- [WORK TO COMPLETE]:
Please copy out each line of the entries in which "title" appears.

*** DATA SHOWN Section Begins ***

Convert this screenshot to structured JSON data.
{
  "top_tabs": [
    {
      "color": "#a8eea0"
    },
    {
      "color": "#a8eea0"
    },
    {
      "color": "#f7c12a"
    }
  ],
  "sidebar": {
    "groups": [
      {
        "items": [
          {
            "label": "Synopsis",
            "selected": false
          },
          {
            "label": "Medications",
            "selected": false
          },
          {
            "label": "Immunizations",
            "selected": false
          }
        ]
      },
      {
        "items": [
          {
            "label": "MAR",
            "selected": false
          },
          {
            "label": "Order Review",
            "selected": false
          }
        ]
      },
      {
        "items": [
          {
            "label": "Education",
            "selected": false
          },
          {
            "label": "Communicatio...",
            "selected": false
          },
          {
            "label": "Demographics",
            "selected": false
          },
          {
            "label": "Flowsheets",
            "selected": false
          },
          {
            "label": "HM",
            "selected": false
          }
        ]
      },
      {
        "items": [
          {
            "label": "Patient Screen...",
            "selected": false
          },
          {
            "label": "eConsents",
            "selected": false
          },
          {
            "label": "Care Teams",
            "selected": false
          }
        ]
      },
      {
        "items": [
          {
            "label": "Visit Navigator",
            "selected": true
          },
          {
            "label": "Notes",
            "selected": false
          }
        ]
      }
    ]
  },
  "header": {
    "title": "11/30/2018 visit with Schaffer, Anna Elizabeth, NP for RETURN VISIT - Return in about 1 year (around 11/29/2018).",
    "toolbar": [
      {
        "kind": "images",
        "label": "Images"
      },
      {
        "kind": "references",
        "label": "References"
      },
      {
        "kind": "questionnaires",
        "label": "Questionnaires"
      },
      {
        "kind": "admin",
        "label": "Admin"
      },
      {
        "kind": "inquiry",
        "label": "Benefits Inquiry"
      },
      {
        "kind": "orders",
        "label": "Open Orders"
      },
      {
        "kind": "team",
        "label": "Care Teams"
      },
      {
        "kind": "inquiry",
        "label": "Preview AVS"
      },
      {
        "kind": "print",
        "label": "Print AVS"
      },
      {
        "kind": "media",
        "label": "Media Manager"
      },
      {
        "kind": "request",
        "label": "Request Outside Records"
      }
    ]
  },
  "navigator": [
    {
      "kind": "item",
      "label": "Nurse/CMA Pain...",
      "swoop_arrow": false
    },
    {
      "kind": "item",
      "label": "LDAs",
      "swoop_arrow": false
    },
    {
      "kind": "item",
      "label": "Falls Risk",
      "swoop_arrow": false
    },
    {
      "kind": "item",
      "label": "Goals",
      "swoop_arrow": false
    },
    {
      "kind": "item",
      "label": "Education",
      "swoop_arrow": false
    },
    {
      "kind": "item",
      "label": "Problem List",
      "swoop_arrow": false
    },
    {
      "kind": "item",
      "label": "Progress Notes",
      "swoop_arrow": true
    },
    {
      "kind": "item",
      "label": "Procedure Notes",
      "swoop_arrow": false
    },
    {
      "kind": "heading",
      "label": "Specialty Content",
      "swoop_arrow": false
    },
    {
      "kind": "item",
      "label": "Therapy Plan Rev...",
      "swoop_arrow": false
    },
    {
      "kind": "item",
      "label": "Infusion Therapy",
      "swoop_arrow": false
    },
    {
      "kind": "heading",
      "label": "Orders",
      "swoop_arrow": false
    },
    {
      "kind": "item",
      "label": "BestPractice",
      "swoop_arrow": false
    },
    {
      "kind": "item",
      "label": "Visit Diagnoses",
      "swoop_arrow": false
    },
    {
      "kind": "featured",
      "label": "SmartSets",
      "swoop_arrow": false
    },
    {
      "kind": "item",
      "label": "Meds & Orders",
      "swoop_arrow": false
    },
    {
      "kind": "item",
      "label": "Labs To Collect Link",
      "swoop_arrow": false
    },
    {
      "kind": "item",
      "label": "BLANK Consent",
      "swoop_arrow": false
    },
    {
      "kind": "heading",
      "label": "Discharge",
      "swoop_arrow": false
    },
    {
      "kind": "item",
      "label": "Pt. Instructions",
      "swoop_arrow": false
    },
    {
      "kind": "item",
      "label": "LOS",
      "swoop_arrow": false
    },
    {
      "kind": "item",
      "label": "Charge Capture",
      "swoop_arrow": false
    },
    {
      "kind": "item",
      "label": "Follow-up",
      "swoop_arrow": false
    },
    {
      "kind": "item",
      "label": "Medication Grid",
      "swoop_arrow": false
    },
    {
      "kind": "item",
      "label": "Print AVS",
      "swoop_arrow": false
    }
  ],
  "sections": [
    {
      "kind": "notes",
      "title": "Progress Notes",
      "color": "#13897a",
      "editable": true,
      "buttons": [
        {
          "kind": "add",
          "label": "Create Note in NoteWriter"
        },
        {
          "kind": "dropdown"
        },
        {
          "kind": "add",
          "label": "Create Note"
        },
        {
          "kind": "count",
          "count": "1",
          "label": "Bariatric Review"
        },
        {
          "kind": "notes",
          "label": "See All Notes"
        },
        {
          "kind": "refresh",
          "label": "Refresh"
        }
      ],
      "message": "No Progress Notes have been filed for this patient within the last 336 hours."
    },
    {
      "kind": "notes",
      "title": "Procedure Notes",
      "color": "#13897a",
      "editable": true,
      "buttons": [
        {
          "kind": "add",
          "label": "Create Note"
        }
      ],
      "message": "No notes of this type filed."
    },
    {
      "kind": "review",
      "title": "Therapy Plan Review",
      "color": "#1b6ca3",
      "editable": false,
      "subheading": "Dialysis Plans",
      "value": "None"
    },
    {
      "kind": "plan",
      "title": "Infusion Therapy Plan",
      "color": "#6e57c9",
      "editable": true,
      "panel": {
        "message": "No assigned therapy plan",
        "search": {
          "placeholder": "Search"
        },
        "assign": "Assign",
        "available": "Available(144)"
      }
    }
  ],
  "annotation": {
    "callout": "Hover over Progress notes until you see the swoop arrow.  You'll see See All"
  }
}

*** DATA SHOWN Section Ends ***

- [COMPLETED TASK]:
    "title": "11/30/2018 visit with Schaffer, Anna Elizabeth, NP for RETURN VISIT - Return in about 1 year (around 11/29/2018).",
      "title": "Progress Notes",
      "title": "Procedure Notes",
      "title": "Therapy Plan Review",
      "title": "Infusion Therapy Plan",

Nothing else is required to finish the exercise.